I also changed my target folders of Windows Documents, Pictures, Music, Video, etc. to a separate physical drive. This is so that in the event that my OS drive fails, my working files are unaffected. Also, it keeps my OS drive lean which makes OS backup faster.
3. Transfer Data
I removed the HDDs from my old desktop and plugged into an external USB 3.0 HDD dock to transfer data to my new desktop. If you do not have an external HDD dock, you can plug direct into the desktop using SATA data and power cables.
The reason for not moving my physical HDD to the new desktop is that I want to test my new desktop for a while, so I needed my old desktop to continue being functional. Once I am happy, I will then re-purpose my old desktop components.
If you do not care for your old desktop, you can simply plug your existing HDD into the new desktop. Just make sure there are enough data and power cables.
One Last Thing
My new desktop does not have PCI slot. I have an E-MU 1820M audio card and breakout box (24-bit 96KHz, MIDI and audio in/out ports, good stuff). It’s still working and I have no intention to retire it. So, I ordered a PCI-Express to PCI adapter from AliExpress. I hope it works, but if it doesn’t, then I may keep my old desktop and use it solely for audio production, which is not very frequent. Alternatively, I may do more research to get a USB Audio Interface.
And 24 Hours Later…

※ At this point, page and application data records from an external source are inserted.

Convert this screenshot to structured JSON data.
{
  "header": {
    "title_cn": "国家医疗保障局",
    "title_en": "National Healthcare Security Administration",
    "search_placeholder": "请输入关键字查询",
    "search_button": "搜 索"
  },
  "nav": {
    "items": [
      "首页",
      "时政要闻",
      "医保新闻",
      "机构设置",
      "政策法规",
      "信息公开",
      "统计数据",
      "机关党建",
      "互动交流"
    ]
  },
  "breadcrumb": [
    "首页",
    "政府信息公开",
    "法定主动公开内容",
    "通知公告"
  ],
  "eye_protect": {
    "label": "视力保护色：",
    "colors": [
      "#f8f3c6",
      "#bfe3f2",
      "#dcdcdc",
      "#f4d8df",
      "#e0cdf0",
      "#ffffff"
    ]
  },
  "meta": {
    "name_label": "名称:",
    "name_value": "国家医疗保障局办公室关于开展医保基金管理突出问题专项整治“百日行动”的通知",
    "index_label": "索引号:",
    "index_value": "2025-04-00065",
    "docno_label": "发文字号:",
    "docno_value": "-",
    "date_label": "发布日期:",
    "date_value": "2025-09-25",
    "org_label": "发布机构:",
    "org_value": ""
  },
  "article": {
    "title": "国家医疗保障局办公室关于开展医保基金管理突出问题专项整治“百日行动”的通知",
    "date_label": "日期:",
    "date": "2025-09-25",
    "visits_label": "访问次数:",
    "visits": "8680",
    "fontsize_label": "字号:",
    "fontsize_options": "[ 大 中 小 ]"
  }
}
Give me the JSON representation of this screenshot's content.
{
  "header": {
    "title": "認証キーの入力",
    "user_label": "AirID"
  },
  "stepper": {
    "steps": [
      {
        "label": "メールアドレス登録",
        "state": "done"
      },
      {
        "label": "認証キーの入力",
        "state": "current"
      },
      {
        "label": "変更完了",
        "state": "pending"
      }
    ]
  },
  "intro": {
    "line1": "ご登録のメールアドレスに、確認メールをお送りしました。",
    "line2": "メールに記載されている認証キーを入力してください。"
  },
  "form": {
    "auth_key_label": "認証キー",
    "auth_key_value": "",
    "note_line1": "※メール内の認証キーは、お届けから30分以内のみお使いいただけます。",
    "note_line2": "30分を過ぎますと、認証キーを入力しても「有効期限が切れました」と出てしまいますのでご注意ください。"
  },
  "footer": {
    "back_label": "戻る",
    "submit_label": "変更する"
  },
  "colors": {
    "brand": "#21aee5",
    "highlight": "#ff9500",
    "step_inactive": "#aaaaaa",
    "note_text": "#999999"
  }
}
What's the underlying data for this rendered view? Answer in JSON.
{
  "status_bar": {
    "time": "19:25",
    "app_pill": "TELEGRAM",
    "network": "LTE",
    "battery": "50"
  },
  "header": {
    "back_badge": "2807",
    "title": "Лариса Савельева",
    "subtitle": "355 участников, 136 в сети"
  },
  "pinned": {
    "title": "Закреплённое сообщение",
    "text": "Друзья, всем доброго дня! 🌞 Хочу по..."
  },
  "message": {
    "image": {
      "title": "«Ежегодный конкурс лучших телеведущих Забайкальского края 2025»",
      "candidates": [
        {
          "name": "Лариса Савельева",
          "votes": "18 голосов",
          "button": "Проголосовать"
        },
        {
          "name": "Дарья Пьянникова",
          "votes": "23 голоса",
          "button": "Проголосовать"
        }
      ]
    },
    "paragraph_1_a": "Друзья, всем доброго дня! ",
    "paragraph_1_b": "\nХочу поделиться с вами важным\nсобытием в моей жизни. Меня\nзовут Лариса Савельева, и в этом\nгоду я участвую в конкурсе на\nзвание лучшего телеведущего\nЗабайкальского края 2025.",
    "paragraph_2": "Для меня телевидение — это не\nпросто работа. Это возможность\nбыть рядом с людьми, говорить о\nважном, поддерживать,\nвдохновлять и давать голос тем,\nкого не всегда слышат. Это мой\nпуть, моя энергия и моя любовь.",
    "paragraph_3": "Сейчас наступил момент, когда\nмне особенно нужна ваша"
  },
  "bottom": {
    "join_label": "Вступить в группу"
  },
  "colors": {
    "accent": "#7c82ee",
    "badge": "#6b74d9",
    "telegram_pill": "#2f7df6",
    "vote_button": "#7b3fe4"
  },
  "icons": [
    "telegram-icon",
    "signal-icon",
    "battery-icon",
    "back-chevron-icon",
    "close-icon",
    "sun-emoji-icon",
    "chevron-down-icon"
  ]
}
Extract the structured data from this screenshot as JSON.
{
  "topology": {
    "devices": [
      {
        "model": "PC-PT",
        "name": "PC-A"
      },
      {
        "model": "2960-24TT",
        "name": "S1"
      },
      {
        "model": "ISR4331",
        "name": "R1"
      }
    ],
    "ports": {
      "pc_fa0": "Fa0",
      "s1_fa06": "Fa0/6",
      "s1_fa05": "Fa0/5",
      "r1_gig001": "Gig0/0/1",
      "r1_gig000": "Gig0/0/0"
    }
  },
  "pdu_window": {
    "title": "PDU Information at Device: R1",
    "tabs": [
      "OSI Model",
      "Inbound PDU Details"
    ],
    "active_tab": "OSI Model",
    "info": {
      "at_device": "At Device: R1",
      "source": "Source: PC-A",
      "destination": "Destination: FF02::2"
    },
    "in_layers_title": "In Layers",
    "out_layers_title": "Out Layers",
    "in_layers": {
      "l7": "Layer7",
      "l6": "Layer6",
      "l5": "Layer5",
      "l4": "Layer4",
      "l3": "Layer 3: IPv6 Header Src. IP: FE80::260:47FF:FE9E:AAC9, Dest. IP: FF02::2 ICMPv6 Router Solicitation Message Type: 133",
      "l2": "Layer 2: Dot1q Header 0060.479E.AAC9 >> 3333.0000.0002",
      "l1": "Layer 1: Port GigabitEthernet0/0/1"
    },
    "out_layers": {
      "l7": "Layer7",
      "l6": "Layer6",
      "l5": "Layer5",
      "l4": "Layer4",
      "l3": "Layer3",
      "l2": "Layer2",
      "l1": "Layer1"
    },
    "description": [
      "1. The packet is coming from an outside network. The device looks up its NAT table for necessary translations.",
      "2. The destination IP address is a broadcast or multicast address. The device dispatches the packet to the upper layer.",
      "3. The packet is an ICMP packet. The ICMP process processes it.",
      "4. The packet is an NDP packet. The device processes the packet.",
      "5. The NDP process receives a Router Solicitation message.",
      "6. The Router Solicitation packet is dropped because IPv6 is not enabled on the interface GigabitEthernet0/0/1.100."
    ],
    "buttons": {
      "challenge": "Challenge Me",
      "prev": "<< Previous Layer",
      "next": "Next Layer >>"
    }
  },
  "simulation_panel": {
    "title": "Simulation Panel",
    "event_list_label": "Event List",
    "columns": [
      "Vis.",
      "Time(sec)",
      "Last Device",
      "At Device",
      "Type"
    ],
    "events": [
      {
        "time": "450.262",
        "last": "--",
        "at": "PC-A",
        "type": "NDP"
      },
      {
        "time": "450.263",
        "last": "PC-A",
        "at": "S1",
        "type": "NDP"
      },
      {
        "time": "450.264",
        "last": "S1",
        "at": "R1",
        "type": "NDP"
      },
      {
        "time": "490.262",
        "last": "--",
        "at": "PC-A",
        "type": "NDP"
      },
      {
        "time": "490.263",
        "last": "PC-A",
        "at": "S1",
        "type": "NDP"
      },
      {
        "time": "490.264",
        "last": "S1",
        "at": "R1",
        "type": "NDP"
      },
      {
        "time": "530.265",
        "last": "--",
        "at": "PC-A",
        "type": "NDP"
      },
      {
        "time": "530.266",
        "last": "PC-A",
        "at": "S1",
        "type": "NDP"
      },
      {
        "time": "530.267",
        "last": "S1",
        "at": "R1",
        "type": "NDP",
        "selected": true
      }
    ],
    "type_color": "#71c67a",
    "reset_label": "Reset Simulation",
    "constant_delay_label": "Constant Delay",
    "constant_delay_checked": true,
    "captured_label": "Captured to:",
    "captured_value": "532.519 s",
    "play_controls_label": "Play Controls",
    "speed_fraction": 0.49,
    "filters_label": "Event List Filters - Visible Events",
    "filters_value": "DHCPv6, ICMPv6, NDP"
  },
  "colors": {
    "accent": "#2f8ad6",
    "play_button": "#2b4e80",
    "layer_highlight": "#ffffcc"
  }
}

Migration is smooth, and it helps when the new CPU and HDD are blazing. I’m still impressed at how my 7-year-old desktop is still performing well, and that desktop computing technology did not evolve as fast as mobile computing (like smartphone).